#4 – Begin seeking out a publishing job in earnest. I don’t often discuss my personal life on this blog, but since this goal is related to my reading life, and since this is a long-held dream of mine that perhaps I need a little push to chase, I shall post it here. I have spent the last couple of years as a freelance copy-editor and proofreader, and have been lucky enough to do work for two excellent independent publishers that publish a lot of fiction in translation. I have loved every minute of it. Now is the time to be brave and make a move toward finding a more permanent, full-time position (or at least a steady contract work) so that I can leave my current day job behind (which has been rewarding, but is not my calling). I am not a writer and harbor no delusions of becoming one, because I lack the talent. I have only ever wanted to be an editor, and now is the time to start down that path (well, 20 years ago would have been the time, but as a kid from the prairies, I didn’t know that was a career option!). So, by this time next year, with anyone out there who reads this to hold me to it, I will have set some plan in motion to get myself a job in publishing – whether that be going back to school for another Masters degree (in publishing this time), or finding an entry level job at a publishing house. Hooray! I’ve finally decided what I want to be when I grow up.

I have other resolutions in mind for the year, but I think four is quite enough to be cracking on with. I hope you all have set yourselves a reading resolution for the new year, whether it be to read more, read slower, read aloud to your kids, read a book by someone who doesn’t look like you, read a book translated from another language… Whatever it is, use your resolutions to open your horizons.

Read Full Post »

Nothing whets my appetite for travel quite like reading. Generally, my choice of travel destination has been influenced by my reading habits: Obsessed with Flann O’Brien and Celtic myth? Ireland, Scotland, Wales. Reading Jose Saramago and Fernando Pessoa? A pilgrimage to Portugal. Immersed in Bohumil Hrabal? Beat a path to Bohemia.

On occasion, I travel to regions whose literature is not readily available here in North America. The Dalkey Archive Press is working to remedy that problem. Through their new Best European Fiction anthology series (2010 and 2011 available) they provide access to authors from regions not often represented by English language publishers. Indeed, have you ever read anything by a Moldovan, a Montenegran, or a Cypriot? Neither have I. But I intend to remedy that as soon as my special order for these anthologies arrives at the bookshop.

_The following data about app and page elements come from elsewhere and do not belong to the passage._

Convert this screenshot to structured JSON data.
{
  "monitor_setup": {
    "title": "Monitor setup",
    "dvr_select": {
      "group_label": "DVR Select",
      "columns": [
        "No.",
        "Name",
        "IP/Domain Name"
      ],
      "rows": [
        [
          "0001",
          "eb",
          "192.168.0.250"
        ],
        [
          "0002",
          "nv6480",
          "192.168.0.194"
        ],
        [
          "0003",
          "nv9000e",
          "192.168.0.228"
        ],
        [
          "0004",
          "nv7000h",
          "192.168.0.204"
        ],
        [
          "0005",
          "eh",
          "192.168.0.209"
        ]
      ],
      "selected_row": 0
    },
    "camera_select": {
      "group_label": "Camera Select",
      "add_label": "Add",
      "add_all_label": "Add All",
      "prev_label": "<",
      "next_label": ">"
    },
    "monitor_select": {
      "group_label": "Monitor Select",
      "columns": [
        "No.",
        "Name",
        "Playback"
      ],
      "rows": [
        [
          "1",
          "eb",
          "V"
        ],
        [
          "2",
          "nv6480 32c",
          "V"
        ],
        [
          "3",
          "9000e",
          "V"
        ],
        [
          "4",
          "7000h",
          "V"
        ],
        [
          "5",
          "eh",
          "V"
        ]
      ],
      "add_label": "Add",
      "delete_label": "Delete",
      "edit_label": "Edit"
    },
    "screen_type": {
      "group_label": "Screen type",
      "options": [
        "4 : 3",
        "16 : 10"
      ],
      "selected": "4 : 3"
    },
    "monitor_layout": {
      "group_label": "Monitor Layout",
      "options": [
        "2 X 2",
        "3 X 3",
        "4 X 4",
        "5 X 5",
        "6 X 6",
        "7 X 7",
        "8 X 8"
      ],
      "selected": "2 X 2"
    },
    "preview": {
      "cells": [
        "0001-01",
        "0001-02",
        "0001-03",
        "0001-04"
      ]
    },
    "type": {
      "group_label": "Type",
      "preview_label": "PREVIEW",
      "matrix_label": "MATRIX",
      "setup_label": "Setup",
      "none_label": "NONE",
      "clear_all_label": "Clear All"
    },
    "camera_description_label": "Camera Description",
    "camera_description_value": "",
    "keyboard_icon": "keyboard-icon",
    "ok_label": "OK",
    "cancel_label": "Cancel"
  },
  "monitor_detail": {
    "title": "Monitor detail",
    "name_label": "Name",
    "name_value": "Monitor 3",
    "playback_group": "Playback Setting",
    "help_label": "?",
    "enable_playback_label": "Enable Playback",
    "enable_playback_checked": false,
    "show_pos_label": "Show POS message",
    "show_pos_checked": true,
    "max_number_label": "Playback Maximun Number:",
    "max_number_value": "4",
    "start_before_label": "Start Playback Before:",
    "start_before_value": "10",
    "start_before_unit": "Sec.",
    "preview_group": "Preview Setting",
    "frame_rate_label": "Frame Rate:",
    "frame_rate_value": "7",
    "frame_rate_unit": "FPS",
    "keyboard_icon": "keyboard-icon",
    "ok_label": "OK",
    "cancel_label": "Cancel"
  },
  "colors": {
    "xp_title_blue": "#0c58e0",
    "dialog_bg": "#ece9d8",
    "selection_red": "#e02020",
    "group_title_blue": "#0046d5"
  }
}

As well, Dalkey Archive Press has embarked upon a new National Literature Series, giving us a sampling of longer works of literature. Currently, there are titles available in the Hebrew, Slovenian, and Catalan series. I feel a trip coming on.

Read Full Post »